*Task objective*
What follows is a set of entries. Give them again exactly, without the pictures.
[Records to use — start]
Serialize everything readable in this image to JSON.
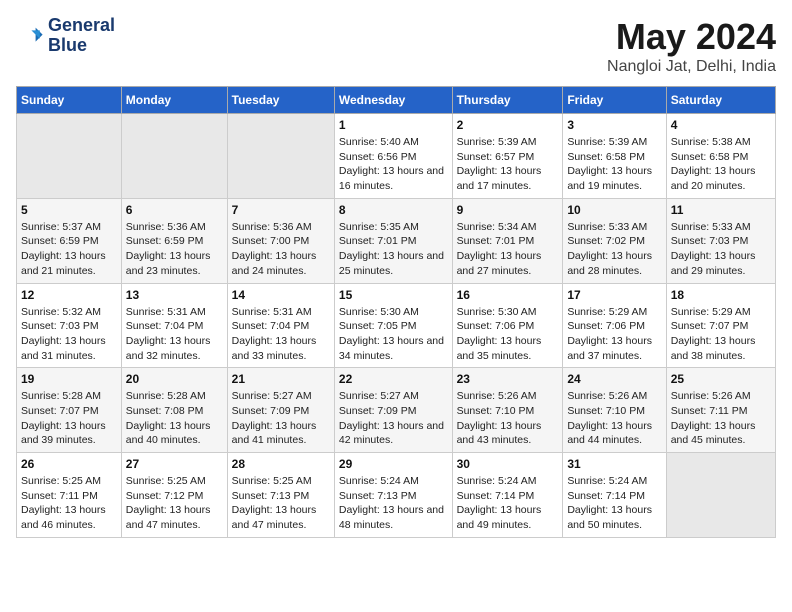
{
  "header": {
    "logo_line1": "General",
    "logo_line2": "Blue",
    "main_title": "May 2024",
    "subtitle": "Nangloi Jat, Delhi, India"
  },
  "weekdays": [
    "Sunday",
    "Monday",
    "Tuesday",
    "Wednesday",
    "Thursday",
    "Friday",
    "Saturday"
  ],
  "weeks": [
    [
      {
        "day": "",
        "sunrise": "",
        "sunset": "",
        "daylight": ""
      },
      {
        "day": "",
        "sunrise": "",
        "sunset": "",
        "daylight": ""
      },
      {
        "day": "",
        "sunrise": "",
        "sunset": "",
        "daylight": ""
      },
      {
        "day": "1",
        "sunrise": "Sunrise: 5:40 AM",
        "sunset": "Sunset: 6:56 PM",
        "daylight": "Daylight: 13 hours and 16 minutes."
      },
      {
        "day": "2",
        "sunrise": "Sunrise: 5:39 AM",
        "sunset": "Sunset: 6:57 PM",
        "daylight": "Daylight: 13 hours and 17 minutes."
      },
      {
        "day": "3",
        "sunrise": "Sunrise: 5:39 AM",
        "sunset": "Sunset: 6:58 PM",
        "daylight": "Daylight: 13 hours and 19 minutes."
      },
      {
        "day": "4",
        "sunrise": "Sunrise: 5:38 AM",
        "sunset": "Sunset: 6:58 PM",
        "daylight": "Daylight: 13 hours and 20 minutes."
      }
    ],
    [
      {
        "day": "5",
        "sunrise": "Sunrise: 5:37 AM",
        "sunset": "Sunset: 6:59 PM",
        "daylight": "Daylight: 13 hours and 21 minutes."
      },
      {
        "day": "6",
        "sunrise": "Sunrise: 5:36 AM",
        "sunset": "Sunset: 6:59 PM",
        "daylight": "Daylight: 13 hours and 23 minutes."
      },
      {
        "day": "7",
        "sunrise": "Sunrise: 5:36 AM",
        "sunset": "Sunset: 7:00 PM",
        "daylight": "Daylight: 13 hours and 24 minutes."
      },
      {
        "day": "8",
        "sunrise": "Sunrise: 5:35 AM",
        "sunset": "Sunset: 7:01 PM",
        "daylight": "Daylight: 13 hours and 25 minutes."
      },
      {
        "day": "9",
        "sunrise": "Sunrise: 5:34 AM",
        "sunset": "Sunset: 7:01 PM",
        "daylight": "Daylight: 13 hours and 27 minutes."
      },
      {
        "day": "10",
        "sunrise": "Sunrise: 5:33 AM",
        "sunset": "Sunset: 7:02 PM",
        "daylight": "Daylight: 13 hours and 28 minutes."
      },
      {
        "day": "11",
        "sunrise": "Sunrise: 5:33 AM",
        "sunset": "Sunset: 7:03 PM",
        "daylight": "Daylight: 13 hours and 29 minutes."
      }
    ],
    [
      {
        "day": "12",
        "sunrise": "Sunrise: 5:32 AM",
        "sunset": "Sunset: 7:03 PM",
        "daylight": "Daylight: 13 hours and 31 minutes."
      },
      {
        "day": "13",
        "sunrise": "Sunrise: 5:31 AM",
        "sunset": "Sunset: 7:04 PM",
        "daylight": "Daylight: 13 hours and 32 minutes."
      },
      {
        "day": "14",
        "sunrise": "Sunrise: 5:31 AM",
        "sunset": "Sunset: 7:04 PM",
        "daylight": "Daylight: 13 hours and 33 minutes."
      },
      {
        "day": "15",
        "sunrise": "Sunrise: 5:30 AM",
        "sunset": "Sunset: 7:05 PM",
        "daylight": "Daylight: 13 hours and 34 minutes."
      },
      {
        "day": "16",
        "sunrise": "Sunrise: 5:30 AM",
        "sunset": "Sunset: 7:06 PM",
        "daylight": "Daylight: 13 hours and 35 minutes."
      },
      {
        "day": "17",
        "sunrise": "Sunrise: 5:29 AM",
        "sunset": "Sunset: 7:06 PM",
        "daylight": "Daylight: 13 hours and 37 minutes."
      },
      {
        "day": "18",
        "sunrise": "Sunrise: 5:29 AM",
        "sunset": "Sunset: 7:07 PM",
        "daylight": "Daylight: 13 hours and 38 minutes."
      }
    ],
    [
      {
        "day": "19",
        "sunrise": "Sunrise: 5:28 AM",
        "sunset": "Sunset: 7:07 PM",
        "daylight": "Daylight: 13 hours and 39 minutes."
      },
      {
        "day": "20",
        "sunrise": "Sunrise: 5:28 AM",
        "sunset": "Sunset: 7:08 PM",
        "daylight": "Daylight: 13 hours and 40 minutes."
      },
      {
        "day": "21",
        "sunrise": "Sunrise: 5:27 AM",
        "sunset": "Sunset: 7:09 PM",
        "daylight": "Daylight: 13 hours and 41 minutes."
      },
      {
        "day": "22",
        "sunrise": "Sunrise: 5:27 AM",
        "sunset": "Sunset: 7:09 PM",
        "daylight": "Daylight: 13 hours and 42 minutes."
      },
      {
        "day": "23",
        "sunrise": "Sunrise: 5:26 AM",
        "sunset": "Sunset: 7:10 PM",
        "daylight": "Daylight: 13 hours and 43 minutes."
      },
      {
        "day": "24",
        "sunrise": "Sunrise: 5:26 AM",
        "sunset": "Sunset: 7:10 PM",
        "daylight": "Daylight: 13 hours and 44 minutes."
      },
      {
        "day": "25",
        "sunrise": "Sunrise: 5:26 AM",
        "sunset": "Sunset: 7:11 PM",
        "daylight": "Daylight: 13 hours and 45 minutes."
      }
    ],
    [
      {
        "day": "26",
        "sunrise": "Sunrise: 5:25 AM",
        "sunset": "Sunset: 7:11 PM",
        "daylight": "Daylight: 13 hours and 46 minutes."
      },
      {
        "day": "27",
        "sunrise": "Sunrise: 5:25 AM",
        "sunset": "Sunset: 7:12 PM",
        "daylight": "Daylight: 13 hours and 47 minutes."
      },
      {
        "day": "28",
        "sunrise": "Sunrise: 5:25 AM",
        "sunset": "Sunset: 7:13 PM",
        "daylight": "Daylight: 13 hours and 47 minutes."
      },
      {
        "day": "29",
        "sunrise": "Sunrise: 5:24 AM",
        "sunset": "Sunset: 7:13 PM",
        "daylight": "Daylight: 13 hours and 48 minutes."
      },
      {
        "day": "30",
        "sunrise": "Sunrise: 5:24 AM",
        "sunset": "Sunset: 7:14 PM",
        "daylight": "Daylight: 13 hours and 49 minutes."
      },
      {
        "day": "31",
        "sunrise": "Sunrise: 5:24 AM",
        "sunset": "Sunset: 7:14 PM",
        "daylight": "Daylight: 13 hours and 50 minutes."
      },
      {
        "day": "",
        "sunrise": "",
        "sunset": "",
        "daylight": ""
      }
    ]
  ]
}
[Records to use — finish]
*Answer box*
Serialize everything readable in this image to JSON.
{
  "header": {
    "logo_line1": "General",
    "logo_line2": "Blue",
    "main_title": "May 2024",
    "subtitle": "Nangloi Jat, Delhi, India"
  },
  "weekdays": [
    "Sunday",
    "Monday",
    "Tuesday",
    "Wednesday",
    "Thursday",
    "Friday",
    "Saturday"
  ],
  "weeks": [
    [
      {
        "day": "",
        "sunrise": "",
        "sunset": "",
        "daylight": ""
      },
      {
        "day": "",
        "sunrise": "",
        "sunset": "",
        "daylight": ""
      },
      {
        "day": "",
        "sunrise": "",
        "sunset": "",
        "daylight": ""
      },
      {
        "day": "1",
        "sunrise": "Sunrise: 5:40 AM",
        "sunset": "Sunset: 6:56 PM",
        "daylight": "Daylight: 13 hours and 16 minutes."
      },
      {
        "day": "2",
        "sunrise": "Sunrise: 5:39 AM",
        "sunset": "Sunset: 6:57 PM",
        "daylight": "Daylight: 13 hours and 17 minutes."
      },
      {
        "day": "3",
        "sunrise": "Sunrise: 5:39 AM",
        "sunset": "Sunset: 6:58 PM",
        "daylight": "Daylight: 13 hours and 19 minutes."
      },
      {
        "day": "4",
        "sunrise": "Sunrise: 5:38 AM",
        "sunset": "Sunset: 6:58 PM",
        "daylight": "Daylight: 13 hours and 20 minutes."
      }
    ],
    [
      {
        "day": "5",
        "sunrise": "Sunrise: 5:37 AM",
        "sunset": "Sunset: 6:59 PM",
        "daylight": "Daylight: 13 hours and 21 minutes."
      },
      {
        "day": "6",
        "sunrise": "Sunrise: 5:36 AM",
        "sunset": "Sunset: 6:59 PM",
        "daylight": "Daylight: 13 hours and 23 minutes."
      },
      {
        "day": "7",
        "sunrise": "Sunrise: 5:36 AM",
        "sunset": "Sunset: 7:00 PM",
        "daylight": "Daylight: 13 hours and 24 minutes."
      },
      {
        "day": "8",
        "sunrise": "Sunrise: 5:35 AM",
        "sunset": "Sunset: 7:01 PM",
        "daylight": "Daylight: 13 hours and 25 minutes."
      },
      {
        "day": "9",
        "sunrise": "Sunrise: 5:34 AM",
        "sunset": "Sunset: 7:01 PM",
        "daylight": "Daylight: 13 hours and 27 minutes."
      },
      {
        "day": "10",
        "sunrise": "Sunrise: 5:33 AM",
        "sunset": "Sunset: 7:02 PM",
        "daylight": "Daylight: 13 hours and 28 minutes."
      },
      {
        "day": "11",
        "sunrise": "Sunrise: 5:33 AM",
        "sunset": "Sunset: 7:03 PM",
        "daylight": "Daylight: 13 hours and 29 minutes."
      }
    ],
    [
      {
        "day": "12",
        "sunrise": "Sunrise: 5:32 AM",
        "sunset": "Sunset: 7:03 PM",
        "daylight": "Daylight: 13 hours and 31 minutes."
      },
      {
        "day": "13",
        "sunrise": "Sunrise: 5:31 AM",
        "sunset": "Sunset: 7:04 PM",
        "daylight": "Daylight: 13 hours and 32 minutes."
      },
      {
        "day": "14",
        "sunrise": "Sunrise: 5:31 AM",
        "sunset": "Sunset: 7:04 PM",
        "daylight": "Daylight: 13 hours and 33 minutes."
      },
      {
        "day": "15",
        "sunrise": "Sunrise: 5:30 AM",
        "sunset": "Sunset: 7:05 PM",
        "daylight": "Daylight: 13 hours and 34 minutes."
      },
      {
        "day": "16",
        "sunrise": "Sunrise: 5:30 AM",
        "sunset": "Sunset: 7:06 PM",
        "daylight": "Daylight: 13 hours and 35 minutes."
      },
      {
        "day": "17",
        "sunrise": "Sunrise: 5:29 AM",
        "sunset": "Sunset: 7:06 PM",
        "daylight": "Daylight: 13 hours and 37 minutes."
      },
      {
        "day": "18",
        "sunrise": "Sunrise: 5:29 AM",
        "sunset": "Sunset: 7:07 PM",
        "daylight": "Daylight: 13 hours and 38 minutes."
      }
    ],
    [
      {
        "day": "19",
        "sunrise": "Sunrise: 5:28 AM",
        "sunset": "Sunset: 7:07 PM",
        "daylight": "Daylight: 13 hours and 39 minutes."
      },
      {
        "day": "20",
        "sunrise": "Sunrise: 5:28 AM",
        "sunset": "Sunset: 7:08 PM",
        "daylight": "Daylight: 13 hours and 40 minutes."
      },
      {
        "day": "21",
        "sunrise": "Sunrise: 5:27 AM",
        "sunset": "Sunset: 7:09 PM",
        "daylight": "Daylight: 13 hours and 41 minutes."
      },
      {
        "day": "22",
        "sunrise": "Sunrise: 5:27 AM",
        "sunset": "Sunset: 7:09 PM",
        "daylight": "Daylight: 13 hours and 42 minutes."
      },
      {
        "day": "23",
        "sunrise": "Sunrise: 5:26 AM",
        "sunset": "Sunset: 7:10 PM",
        "daylight": "Daylight: 13 hours and 43 minutes."
      },
      {
        "day": "24",
        "sunrise": "Sunrise: 5:26 AM",
        "sunset": "Sunset: 7:10 PM",
        "daylight": "Daylight: 13 hours and 44 minutes."
      },
      {
        "day": "25",
        "sunrise": "Sunrise: 5:26 AM",
        "sunset": "Sunset: 7:11 PM",
        "daylight": "Daylight: 13 hours and 45 minutes."
      }
    ],
    [
      {
        "day": "26",
        "sunrise": "Sunrise: 5:25 AM",
        "sunset": "Sunset: 7:11 PM",
        "daylight": "Daylight: 13 hours and 46 minutes."
      },
      {
        "day": "27",
        "sunrise": "Sunrise: 5:25 AM",
        "sunset": "Sunset: 7:12 PM",
        "daylight": "Daylight: 13 hours and 47 minutes."
      },
      {
        "day": "28",
        "sunrise": "Sunrise: 5:25 AM",
        "sunset": "Sunset: 7:13 PM",
        "daylight": "Daylight: 13 hours and 47 minutes."
      },
      {
        "day": "29",
        "sunrise": "Sunrise: 5:24 AM",
        "sunset": "Sunset: 7:13 PM",
        "daylight": "Daylight: 13 hours and 48 minutes."
      },
      {
        "day": "30",
        "sunrise": "Sunrise: 5:24 AM",
        "sunset": "Sunset: 7:14 PM",
        "daylight": "Daylight: 13 hours and 49 minutes."
      },
      {
        "day": "31",
        "sunrise": "Sunrise: 5:24 AM",
        "sunset": "Sunset: 7:14 PM",
        "daylight": "Daylight: 13 hours and 50 minutes."
      },
      {
        "day": "",
        "sunrise": "",
        "sunset": "",
        "daylight": ""
      }
    ]
  ]
}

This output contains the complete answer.